Activity:
Some lines below may hold the string "icon". Count them and give only the total.

======== The data

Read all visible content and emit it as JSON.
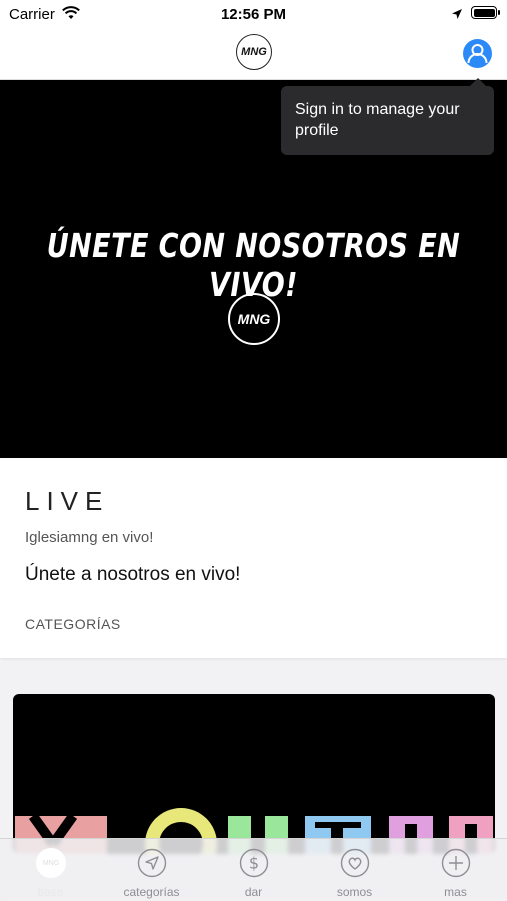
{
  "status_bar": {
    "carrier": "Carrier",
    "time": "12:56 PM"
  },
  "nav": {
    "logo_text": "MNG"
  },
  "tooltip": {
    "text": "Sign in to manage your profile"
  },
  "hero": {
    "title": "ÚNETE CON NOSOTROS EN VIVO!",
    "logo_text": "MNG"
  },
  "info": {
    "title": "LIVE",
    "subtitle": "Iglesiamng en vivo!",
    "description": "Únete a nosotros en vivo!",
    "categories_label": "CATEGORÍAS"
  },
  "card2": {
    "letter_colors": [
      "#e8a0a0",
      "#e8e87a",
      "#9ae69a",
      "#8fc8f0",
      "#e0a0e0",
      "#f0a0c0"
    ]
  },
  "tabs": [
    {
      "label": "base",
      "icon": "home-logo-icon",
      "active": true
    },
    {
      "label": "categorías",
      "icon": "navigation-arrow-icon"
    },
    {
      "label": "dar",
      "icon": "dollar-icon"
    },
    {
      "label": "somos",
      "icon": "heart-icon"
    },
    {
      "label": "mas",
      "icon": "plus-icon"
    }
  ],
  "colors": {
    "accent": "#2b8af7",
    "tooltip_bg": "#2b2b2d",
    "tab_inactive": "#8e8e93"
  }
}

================

Exercise answer:
5